Selective Compression


When developing costing models, we balance performance against absolute precision.  A very precise model may take too long to program in order to provide exacting results, compared to a model that has been streamlined to provide effective results within acceptable margins of accuracy in a timely manner.  LCA is experienced in analyzing employee groups and labor contracts to determine appropriate areas for streamlining.

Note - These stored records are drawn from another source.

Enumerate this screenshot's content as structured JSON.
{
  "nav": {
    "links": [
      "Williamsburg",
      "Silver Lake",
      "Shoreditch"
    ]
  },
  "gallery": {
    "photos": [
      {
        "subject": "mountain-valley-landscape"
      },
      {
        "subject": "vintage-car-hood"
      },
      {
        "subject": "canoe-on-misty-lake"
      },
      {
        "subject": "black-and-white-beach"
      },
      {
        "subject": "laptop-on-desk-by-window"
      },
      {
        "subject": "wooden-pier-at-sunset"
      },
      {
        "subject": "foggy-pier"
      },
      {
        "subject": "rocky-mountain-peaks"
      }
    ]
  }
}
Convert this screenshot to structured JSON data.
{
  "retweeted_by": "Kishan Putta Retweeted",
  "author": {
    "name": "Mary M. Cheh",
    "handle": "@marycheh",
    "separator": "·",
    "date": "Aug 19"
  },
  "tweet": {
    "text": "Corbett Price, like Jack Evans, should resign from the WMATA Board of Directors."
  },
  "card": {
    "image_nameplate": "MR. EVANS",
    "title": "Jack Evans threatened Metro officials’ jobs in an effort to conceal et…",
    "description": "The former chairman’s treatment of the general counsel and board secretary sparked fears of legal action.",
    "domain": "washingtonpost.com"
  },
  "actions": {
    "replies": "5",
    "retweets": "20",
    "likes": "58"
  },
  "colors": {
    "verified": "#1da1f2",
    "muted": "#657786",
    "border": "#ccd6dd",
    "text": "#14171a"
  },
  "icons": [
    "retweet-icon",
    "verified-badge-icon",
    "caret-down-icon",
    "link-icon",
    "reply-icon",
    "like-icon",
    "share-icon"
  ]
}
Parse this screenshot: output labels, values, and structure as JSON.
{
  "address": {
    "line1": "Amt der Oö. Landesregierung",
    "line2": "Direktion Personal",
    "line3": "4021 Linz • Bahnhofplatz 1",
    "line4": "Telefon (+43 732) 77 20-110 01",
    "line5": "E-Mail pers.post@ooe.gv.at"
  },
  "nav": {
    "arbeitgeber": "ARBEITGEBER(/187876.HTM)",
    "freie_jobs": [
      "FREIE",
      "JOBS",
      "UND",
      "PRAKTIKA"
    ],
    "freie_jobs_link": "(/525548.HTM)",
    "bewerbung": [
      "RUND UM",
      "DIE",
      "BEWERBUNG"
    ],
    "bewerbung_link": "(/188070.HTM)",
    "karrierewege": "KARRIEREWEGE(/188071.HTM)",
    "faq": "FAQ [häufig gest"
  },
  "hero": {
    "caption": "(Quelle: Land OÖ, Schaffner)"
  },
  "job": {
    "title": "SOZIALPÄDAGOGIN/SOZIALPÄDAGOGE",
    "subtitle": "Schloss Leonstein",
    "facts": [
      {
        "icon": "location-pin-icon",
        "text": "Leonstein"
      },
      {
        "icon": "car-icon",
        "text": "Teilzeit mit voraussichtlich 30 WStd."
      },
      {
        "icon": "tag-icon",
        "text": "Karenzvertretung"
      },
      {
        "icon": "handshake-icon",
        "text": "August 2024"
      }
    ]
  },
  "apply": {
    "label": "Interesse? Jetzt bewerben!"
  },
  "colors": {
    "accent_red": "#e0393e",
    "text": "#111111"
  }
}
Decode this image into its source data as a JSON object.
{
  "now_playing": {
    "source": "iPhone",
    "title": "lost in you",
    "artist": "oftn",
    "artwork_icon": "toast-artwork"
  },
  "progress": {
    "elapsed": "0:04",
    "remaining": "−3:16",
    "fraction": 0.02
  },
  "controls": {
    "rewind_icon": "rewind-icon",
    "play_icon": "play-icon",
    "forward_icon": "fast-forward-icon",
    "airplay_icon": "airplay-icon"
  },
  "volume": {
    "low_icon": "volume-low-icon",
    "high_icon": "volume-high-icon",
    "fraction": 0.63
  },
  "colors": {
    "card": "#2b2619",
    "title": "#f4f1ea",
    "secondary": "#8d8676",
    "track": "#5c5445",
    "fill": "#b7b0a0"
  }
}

We then test such models to confirm that they meet accuracy measures and performance expectations.

An example of this process often occurs when a labor contract has defined an inordinate number of job classifications, many of which are rarely used or slightly differ in wage structure rates than major job classifications.  Although LCA can easily build a costing model with numerous job classifications, such a model may prove unwieldy when programming a cost scenario due to the sheer number of operator inputs into the model.  A streamlined version of this model would eliminate minor job classifications cutting down considerably on the number of operator inputs without sacrificing accuracy.  In most instances, such simplification is not even noticed in the costings as it is within the accepted margins of accuracy.  If it is not, we will often adjust the resulting costings on an ad hoc basis outside of the model results, providing the client with the expected level of precision.